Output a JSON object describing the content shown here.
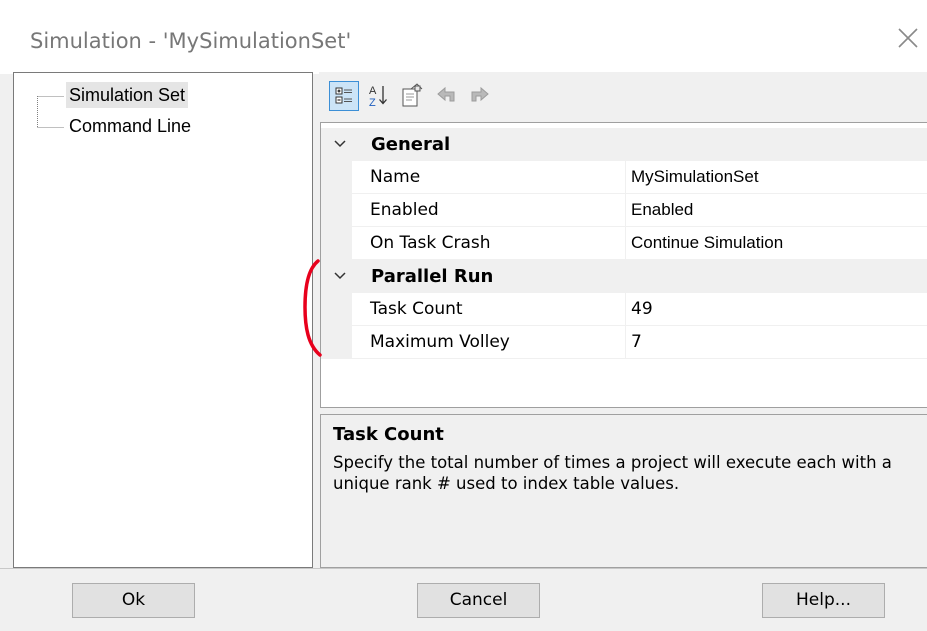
{
  "window": {
    "title": "Simulation - 'MySimulationSet'"
  },
  "tree": {
    "items": [
      {
        "label": "Simulation Set"
      },
      {
        "label": "Command Line"
      }
    ]
  },
  "toolbar": {
    "icons": [
      "categorized-icon",
      "alphabetical-sort-icon",
      "property-pages-icon",
      "back-icon",
      "forward-icon"
    ]
  },
  "grid": {
    "categories": [
      {
        "label": "General",
        "properties": [
          {
            "name": "Name",
            "value": "MySimulationSet"
          },
          {
            "name": "Enabled",
            "value": "Enabled"
          },
          {
            "name": "On Task Crash",
            "value": "Continue Simulation"
          }
        ]
      },
      {
        "label": "Parallel Run",
        "properties": [
          {
            "name": "Task Count",
            "value": "49"
          },
          {
            "name": "Maximum Volley",
            "value": "7"
          }
        ]
      }
    ]
  },
  "description": {
    "title": "Task Count",
    "text": "Specify the total number of times a project will execute each with a unique rank # used to index table values."
  },
  "buttons": {
    "ok": "Ok",
    "cancel": "Cancel",
    "help": "Help..."
  },
  "colors": {
    "annotation": "#e8001c",
    "selection": "#cce4f7"
  }
}
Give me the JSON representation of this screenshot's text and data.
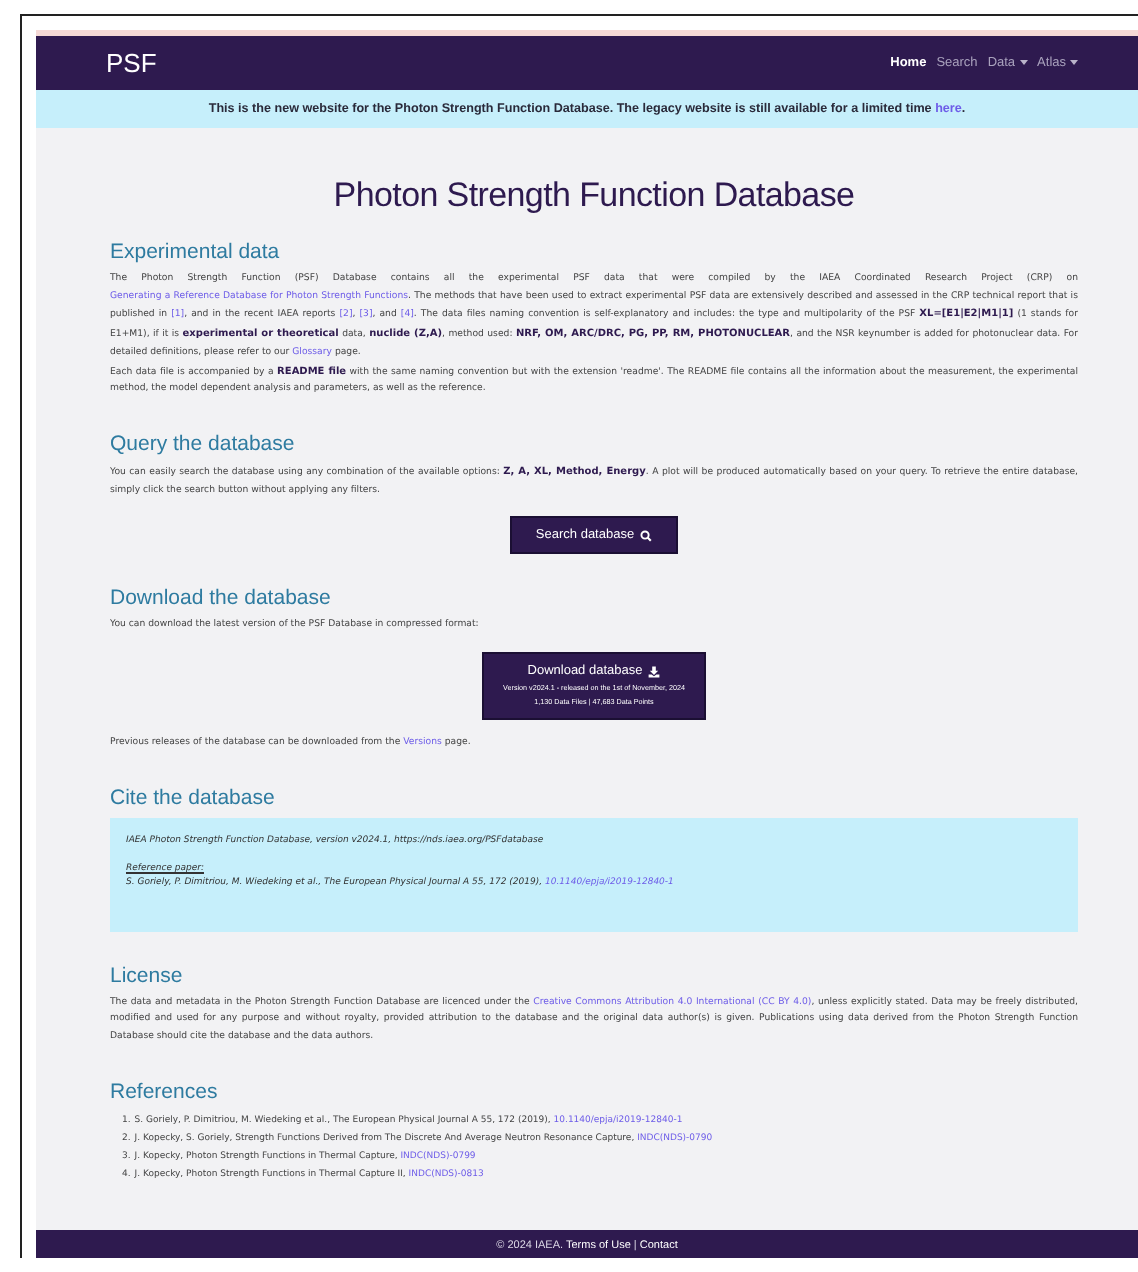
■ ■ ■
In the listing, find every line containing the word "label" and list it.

_Response area_.
        "label": "Simulation Set"
        "label": "Command Line"
        "label": "General",
        "label": "Parallel Run",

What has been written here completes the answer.